▸ YOUR TASK
The answer is the number of lines in the data that contain the word "JSON"; give it alone.

▸ THE INPUT
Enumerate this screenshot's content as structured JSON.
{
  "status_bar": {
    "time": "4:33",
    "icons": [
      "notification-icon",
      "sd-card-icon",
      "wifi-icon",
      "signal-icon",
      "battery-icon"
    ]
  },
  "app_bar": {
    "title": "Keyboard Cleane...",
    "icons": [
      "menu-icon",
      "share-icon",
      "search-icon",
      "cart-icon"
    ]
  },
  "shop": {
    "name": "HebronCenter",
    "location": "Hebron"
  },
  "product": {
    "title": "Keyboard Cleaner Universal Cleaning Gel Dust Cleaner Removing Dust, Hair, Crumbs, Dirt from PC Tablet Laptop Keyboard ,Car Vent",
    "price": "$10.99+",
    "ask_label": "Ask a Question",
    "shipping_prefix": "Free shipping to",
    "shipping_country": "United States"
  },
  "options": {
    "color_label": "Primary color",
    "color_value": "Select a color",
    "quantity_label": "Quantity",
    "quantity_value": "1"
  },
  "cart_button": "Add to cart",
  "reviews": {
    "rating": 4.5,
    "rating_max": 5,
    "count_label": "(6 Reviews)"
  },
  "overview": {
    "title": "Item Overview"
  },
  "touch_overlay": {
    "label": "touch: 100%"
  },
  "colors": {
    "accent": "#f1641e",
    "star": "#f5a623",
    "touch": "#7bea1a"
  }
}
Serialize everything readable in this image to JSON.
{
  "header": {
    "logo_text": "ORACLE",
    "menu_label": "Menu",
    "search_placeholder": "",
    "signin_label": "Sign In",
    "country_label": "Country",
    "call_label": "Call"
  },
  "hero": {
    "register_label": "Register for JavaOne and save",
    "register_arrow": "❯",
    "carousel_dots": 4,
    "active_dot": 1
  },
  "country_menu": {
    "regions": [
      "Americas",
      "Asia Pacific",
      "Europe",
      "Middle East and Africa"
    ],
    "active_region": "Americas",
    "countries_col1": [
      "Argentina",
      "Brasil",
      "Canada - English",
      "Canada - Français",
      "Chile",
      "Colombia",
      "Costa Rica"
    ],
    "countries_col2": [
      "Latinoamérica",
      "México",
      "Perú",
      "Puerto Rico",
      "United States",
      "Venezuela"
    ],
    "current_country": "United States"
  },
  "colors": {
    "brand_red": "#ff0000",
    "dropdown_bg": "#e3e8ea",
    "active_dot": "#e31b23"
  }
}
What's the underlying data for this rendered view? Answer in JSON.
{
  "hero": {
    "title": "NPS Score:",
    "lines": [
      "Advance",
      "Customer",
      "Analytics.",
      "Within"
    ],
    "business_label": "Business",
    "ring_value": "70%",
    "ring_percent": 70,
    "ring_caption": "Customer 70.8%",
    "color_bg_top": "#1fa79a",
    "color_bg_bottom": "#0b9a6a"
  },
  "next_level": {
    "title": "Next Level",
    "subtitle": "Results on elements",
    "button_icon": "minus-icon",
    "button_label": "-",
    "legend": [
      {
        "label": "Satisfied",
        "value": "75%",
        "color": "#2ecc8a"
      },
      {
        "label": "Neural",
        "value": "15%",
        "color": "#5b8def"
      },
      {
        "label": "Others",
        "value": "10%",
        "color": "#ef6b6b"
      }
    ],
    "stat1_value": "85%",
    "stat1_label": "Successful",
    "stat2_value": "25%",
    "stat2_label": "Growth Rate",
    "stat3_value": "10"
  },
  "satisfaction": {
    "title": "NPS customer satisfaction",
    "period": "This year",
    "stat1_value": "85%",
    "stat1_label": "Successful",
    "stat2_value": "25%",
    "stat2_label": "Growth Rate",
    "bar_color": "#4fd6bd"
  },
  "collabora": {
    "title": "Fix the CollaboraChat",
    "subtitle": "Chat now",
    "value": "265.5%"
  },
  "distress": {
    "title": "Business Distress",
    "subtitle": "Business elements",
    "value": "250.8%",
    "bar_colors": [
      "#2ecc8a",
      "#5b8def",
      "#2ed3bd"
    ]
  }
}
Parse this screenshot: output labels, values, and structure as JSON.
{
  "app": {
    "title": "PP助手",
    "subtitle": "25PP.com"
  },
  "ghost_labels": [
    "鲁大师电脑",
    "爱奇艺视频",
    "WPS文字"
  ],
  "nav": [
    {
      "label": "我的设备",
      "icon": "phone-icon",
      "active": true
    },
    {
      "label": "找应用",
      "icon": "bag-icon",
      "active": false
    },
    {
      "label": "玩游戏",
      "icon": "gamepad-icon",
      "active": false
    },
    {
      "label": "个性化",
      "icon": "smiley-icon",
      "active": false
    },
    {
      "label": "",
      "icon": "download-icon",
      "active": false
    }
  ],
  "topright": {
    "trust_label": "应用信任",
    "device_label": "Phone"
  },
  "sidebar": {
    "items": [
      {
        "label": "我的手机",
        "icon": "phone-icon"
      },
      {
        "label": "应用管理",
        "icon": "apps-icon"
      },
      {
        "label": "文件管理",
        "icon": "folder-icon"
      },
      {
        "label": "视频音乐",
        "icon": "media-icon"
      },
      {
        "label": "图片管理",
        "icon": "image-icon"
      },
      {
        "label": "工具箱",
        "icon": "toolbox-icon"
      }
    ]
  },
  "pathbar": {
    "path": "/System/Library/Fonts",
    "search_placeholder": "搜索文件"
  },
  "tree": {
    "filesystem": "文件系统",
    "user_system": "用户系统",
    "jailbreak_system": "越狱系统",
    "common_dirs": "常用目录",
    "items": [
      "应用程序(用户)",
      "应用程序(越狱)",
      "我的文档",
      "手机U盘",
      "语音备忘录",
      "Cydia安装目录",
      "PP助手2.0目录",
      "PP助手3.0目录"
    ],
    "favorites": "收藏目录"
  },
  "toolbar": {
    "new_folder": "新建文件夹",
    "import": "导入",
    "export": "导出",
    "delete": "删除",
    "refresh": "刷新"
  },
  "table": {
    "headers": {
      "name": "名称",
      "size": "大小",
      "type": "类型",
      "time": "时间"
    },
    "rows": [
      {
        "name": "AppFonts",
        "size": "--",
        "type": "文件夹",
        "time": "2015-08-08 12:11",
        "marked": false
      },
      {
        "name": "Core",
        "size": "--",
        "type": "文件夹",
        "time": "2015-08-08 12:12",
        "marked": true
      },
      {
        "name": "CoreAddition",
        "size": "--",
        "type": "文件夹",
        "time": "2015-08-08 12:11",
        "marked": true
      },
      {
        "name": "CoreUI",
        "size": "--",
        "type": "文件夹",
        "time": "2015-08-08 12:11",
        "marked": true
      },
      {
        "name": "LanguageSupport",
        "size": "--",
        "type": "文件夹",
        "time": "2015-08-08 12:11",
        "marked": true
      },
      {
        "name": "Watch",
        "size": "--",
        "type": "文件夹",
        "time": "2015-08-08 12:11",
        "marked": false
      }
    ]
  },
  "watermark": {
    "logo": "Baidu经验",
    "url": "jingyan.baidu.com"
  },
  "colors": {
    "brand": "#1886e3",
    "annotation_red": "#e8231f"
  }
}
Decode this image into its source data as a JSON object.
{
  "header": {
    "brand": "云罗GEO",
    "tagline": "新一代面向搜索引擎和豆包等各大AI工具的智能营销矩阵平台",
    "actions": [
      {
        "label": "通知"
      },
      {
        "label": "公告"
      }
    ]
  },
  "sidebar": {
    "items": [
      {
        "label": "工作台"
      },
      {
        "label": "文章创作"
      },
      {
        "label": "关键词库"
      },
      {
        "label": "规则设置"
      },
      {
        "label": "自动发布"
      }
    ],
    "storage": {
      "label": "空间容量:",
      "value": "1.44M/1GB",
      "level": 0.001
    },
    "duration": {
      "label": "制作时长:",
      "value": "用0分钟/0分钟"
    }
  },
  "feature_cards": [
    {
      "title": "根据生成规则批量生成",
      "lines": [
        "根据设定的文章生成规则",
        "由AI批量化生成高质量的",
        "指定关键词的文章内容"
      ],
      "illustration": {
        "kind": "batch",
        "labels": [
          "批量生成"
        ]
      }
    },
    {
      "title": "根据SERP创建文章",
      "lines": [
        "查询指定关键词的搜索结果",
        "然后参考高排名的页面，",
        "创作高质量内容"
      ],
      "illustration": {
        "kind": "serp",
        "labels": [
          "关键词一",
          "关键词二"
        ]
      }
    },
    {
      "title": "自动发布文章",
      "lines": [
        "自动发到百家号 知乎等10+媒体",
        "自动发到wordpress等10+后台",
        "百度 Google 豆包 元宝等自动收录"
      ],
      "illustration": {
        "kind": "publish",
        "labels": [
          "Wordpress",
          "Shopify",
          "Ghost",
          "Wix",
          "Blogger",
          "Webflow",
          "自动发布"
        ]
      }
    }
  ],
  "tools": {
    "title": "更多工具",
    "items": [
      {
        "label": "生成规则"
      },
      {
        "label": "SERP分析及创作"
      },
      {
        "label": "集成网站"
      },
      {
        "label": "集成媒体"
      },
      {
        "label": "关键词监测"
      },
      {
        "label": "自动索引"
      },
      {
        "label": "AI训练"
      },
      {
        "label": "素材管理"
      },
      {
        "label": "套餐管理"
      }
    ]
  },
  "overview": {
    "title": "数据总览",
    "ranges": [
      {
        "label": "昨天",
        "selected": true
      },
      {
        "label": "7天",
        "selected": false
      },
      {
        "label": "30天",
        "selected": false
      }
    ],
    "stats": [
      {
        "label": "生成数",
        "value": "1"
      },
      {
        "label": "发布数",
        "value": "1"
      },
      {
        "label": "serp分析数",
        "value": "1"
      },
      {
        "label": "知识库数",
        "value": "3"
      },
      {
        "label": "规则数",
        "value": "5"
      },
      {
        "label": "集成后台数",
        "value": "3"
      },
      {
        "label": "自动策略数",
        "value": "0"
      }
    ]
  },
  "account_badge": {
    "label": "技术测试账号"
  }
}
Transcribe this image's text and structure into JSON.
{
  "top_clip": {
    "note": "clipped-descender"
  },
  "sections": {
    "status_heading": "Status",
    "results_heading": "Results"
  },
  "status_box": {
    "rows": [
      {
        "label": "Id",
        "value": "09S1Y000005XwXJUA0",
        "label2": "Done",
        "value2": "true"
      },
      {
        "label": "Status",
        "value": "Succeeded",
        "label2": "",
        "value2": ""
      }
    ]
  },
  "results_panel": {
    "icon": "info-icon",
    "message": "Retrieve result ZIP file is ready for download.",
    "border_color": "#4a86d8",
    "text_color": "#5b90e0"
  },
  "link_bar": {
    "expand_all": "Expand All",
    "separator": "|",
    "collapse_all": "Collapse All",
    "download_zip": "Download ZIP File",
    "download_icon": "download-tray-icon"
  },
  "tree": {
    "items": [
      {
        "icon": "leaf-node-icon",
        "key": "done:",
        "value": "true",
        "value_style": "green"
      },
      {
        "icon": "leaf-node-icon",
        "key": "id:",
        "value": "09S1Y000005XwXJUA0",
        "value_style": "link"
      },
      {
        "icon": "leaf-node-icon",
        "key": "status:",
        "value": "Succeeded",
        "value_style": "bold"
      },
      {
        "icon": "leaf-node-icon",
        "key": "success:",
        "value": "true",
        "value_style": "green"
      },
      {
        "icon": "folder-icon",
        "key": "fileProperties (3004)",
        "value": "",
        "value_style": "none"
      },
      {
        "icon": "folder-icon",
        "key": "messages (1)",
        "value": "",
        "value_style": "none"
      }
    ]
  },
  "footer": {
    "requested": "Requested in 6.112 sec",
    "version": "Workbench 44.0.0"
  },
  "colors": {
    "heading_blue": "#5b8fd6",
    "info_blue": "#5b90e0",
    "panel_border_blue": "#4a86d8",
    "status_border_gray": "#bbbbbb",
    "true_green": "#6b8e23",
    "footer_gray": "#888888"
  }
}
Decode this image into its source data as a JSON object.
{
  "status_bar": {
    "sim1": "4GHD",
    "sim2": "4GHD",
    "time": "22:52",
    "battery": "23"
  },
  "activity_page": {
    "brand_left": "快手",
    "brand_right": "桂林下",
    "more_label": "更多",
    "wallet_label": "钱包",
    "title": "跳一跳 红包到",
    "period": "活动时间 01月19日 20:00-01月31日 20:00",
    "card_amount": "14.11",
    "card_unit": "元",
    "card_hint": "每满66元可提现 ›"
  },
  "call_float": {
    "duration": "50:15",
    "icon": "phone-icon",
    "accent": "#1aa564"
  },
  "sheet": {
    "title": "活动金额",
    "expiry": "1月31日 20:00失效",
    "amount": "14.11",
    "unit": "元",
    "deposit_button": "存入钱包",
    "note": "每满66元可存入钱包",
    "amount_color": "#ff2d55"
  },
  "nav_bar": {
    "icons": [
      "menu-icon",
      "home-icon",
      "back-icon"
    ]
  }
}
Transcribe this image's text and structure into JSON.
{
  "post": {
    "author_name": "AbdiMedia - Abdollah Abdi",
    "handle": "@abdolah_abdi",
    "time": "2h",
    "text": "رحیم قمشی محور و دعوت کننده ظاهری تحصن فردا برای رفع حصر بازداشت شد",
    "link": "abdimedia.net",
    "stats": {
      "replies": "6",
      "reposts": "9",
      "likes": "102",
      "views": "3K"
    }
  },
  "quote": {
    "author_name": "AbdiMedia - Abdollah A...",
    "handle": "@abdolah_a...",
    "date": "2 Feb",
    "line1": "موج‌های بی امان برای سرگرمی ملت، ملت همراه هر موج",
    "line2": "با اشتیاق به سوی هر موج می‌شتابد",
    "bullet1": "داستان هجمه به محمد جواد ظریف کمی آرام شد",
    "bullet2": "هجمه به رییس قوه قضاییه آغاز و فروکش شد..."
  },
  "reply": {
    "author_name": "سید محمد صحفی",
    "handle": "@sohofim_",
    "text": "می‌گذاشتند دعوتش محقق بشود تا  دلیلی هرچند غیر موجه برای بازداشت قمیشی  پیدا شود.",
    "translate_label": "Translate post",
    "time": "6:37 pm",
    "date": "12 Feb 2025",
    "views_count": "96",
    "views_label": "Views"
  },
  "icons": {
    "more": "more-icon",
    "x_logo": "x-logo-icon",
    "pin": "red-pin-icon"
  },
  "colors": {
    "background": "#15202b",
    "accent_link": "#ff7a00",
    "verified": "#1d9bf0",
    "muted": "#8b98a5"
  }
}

▸ EXERCISE ANSWER
8